It's August -- the height of baby season, and the time of year when Americans are least likely to die.
"There's no if, ands or buts," said Beth Ann Roberts, nurse manager of labor and delivery at Baptist Hospital in Miami. "We have a definite influx [of babies] when it comes -- July, August, September."
In most recent years, August and September are the top months for births in the United States, according to federal statistics.
August had the most total births every year from 1990 to 2002 except for four -- 1992, 1993, 1997 and 1998 -- when it was edged out by July.
September, a day shorter than July and August, averaged the most births per day over the period from 1990 to 2002. (Click HERE for a table of month-by-month births.)
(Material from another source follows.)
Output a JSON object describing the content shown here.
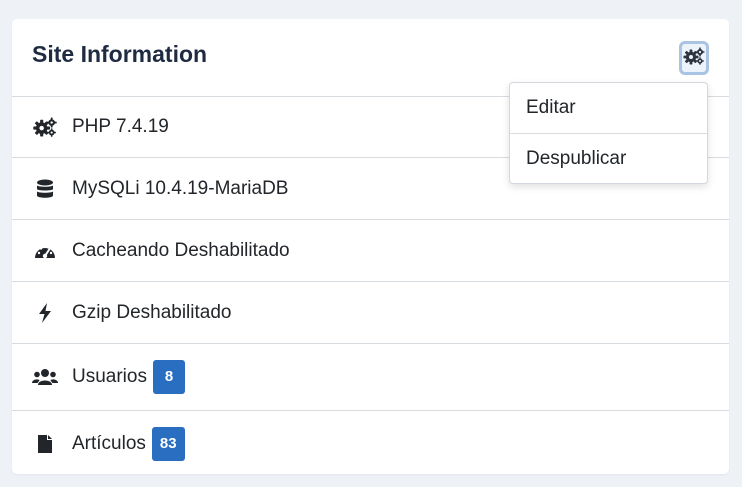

Demographers and sociologists long have puzzled over the mysteries of America's birth seasons: Why do births peak in the fall almost every year, and then dip in January and again in April? Why do other parts of the world have their own repetitive patterns, in some cases practically the opposite of America's? And why do birth seasons occasionally change over time?
"There is no consensus that I'm aware of as far as a factor, or the factors, that contribute to this," said Brady Hamilton, a statistician and demographer for the reproductive statistics branch of the National Center for Health Statistics. "It seems to be a myriad of different hypotheses."
Officials are far more settled on why deaths tend to dip at this time of year and surge again in the winter months. On a day-by-day basis, August has the fewest deaths, while January has the most. (Click above for a table of month-by-month deaths.)
"This is consistent with what we know about the effects of winter and the flu season on those that are sick and frail," said Robert N. Anderson, chief of the NCHS's mortality statistics branch.
Deaths are fairly evenly distributed over the days of the week, Anderson said, with a barely perceptible increase on weekends, perhaps attributable to factors like alcohol and accidents.
Births, on the other hand, vary more by day of the week. They're most common on Tuesdays, and least common on weekends. The weekly pattern seems to be caused by doctors scheduling induced births and ceasareans early in the week, and clearing the slate for weekends. The experts tend to agree on that.
But despite several studies over the years, theories abound on why some months consistently have more births than others.
On a hospital-by-hospital level, some barely even see a pattern.
"If we see an increase in the number of births or have to schedule a C-section, we have to staff up," said Ellen Painter, director of marketing at Presbyterian Hospital of Denton in Texas. "But as far as seeing September and saying we have to staff up, we don't do that."
The birth rate seems to be more than just a natural human rhythm. After all, the modern American birth pattern, though common in some other parts of the world, does not prevail everywhere.
Births in parts of Europe tend to peak in spring -- just as U.S. births dip -- and generally decline through the rest of the year. Some studies found a secondary peak in September in parts of Europe.